### TASK REQUIREMENTS
The answer must consist of each line of the records below that contains the string "title".

### INFORMATION GIVEN
__________________________________________________
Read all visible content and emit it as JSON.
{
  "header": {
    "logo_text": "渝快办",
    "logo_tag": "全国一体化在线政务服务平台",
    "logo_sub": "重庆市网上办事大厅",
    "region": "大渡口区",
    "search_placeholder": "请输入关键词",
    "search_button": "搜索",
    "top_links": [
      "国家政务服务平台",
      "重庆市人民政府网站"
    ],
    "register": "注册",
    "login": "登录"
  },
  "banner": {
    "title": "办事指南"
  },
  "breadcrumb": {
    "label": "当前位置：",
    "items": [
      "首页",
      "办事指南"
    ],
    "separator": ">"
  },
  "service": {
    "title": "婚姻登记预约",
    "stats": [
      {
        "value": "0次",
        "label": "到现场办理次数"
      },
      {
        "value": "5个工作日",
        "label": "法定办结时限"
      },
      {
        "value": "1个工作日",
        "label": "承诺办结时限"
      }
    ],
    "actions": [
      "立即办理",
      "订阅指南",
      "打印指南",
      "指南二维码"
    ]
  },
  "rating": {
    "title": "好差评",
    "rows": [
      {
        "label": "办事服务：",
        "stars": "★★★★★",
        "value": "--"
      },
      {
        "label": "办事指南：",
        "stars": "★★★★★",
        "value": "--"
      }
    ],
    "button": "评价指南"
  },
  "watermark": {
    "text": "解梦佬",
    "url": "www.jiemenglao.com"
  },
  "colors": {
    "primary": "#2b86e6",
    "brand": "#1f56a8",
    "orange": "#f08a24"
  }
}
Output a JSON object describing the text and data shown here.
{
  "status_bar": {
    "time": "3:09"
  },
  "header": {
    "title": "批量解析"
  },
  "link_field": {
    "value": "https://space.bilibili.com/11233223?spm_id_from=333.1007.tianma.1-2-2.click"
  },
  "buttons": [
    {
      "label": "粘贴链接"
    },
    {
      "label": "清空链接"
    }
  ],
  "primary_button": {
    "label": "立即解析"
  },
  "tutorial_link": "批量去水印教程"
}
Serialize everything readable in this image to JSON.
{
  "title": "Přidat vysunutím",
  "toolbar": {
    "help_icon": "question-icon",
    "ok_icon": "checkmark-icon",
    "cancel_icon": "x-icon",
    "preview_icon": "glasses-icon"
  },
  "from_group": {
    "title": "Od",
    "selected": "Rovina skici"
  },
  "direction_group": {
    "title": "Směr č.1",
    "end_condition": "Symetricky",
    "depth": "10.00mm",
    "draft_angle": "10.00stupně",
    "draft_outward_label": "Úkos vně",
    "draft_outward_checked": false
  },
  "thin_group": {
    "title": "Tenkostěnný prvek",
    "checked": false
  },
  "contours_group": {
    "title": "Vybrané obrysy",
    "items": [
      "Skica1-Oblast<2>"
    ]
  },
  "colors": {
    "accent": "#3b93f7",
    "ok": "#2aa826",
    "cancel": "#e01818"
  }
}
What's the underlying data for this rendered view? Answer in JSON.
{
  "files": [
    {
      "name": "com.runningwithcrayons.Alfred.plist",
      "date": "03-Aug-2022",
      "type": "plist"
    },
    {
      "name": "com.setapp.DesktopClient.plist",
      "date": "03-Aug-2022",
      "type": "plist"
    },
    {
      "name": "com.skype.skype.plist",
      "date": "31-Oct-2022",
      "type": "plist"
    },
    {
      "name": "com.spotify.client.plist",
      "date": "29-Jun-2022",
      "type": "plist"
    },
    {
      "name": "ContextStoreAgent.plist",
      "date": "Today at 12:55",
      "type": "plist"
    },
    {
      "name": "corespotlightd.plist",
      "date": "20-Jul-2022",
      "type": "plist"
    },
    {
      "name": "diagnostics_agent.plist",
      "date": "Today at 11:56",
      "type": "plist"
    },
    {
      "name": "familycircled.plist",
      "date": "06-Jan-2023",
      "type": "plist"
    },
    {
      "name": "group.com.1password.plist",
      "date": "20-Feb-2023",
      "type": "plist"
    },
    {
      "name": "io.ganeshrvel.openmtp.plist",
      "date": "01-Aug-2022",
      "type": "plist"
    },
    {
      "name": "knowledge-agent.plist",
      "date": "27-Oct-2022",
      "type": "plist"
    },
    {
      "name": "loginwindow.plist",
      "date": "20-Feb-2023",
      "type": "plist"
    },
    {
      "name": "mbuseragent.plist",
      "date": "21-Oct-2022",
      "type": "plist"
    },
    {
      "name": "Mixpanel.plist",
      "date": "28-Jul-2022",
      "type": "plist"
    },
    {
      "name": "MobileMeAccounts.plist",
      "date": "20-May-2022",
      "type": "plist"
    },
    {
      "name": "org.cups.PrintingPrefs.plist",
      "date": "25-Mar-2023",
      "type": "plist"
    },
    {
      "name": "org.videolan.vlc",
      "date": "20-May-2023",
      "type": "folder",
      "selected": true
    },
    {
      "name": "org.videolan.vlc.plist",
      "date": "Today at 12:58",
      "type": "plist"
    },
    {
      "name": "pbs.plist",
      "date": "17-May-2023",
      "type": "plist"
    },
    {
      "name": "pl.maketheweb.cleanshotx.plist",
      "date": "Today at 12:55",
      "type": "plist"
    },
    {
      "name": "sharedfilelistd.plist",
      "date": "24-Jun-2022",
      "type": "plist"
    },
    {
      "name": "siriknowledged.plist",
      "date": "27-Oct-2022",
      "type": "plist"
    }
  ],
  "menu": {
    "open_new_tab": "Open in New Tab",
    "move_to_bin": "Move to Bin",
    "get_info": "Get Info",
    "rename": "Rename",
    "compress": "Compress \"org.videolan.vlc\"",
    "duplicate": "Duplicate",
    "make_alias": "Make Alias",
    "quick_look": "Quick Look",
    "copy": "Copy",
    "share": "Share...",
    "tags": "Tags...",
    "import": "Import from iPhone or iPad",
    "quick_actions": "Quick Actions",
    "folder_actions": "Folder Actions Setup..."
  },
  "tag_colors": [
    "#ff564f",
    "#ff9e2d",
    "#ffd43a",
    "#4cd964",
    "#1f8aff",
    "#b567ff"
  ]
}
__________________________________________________
### ANSWER AREA
    "title": "办事指南"
    "title": "婚姻登记预约",
    "title": "好差评",
    "title": "批量解析"
  "title": "Přidat vysunutím",
    "title": "Od",
    "title": "Směr č.1",
    "title": "Tenkostěnný prvek",
    "title": "Vybrané obrysy",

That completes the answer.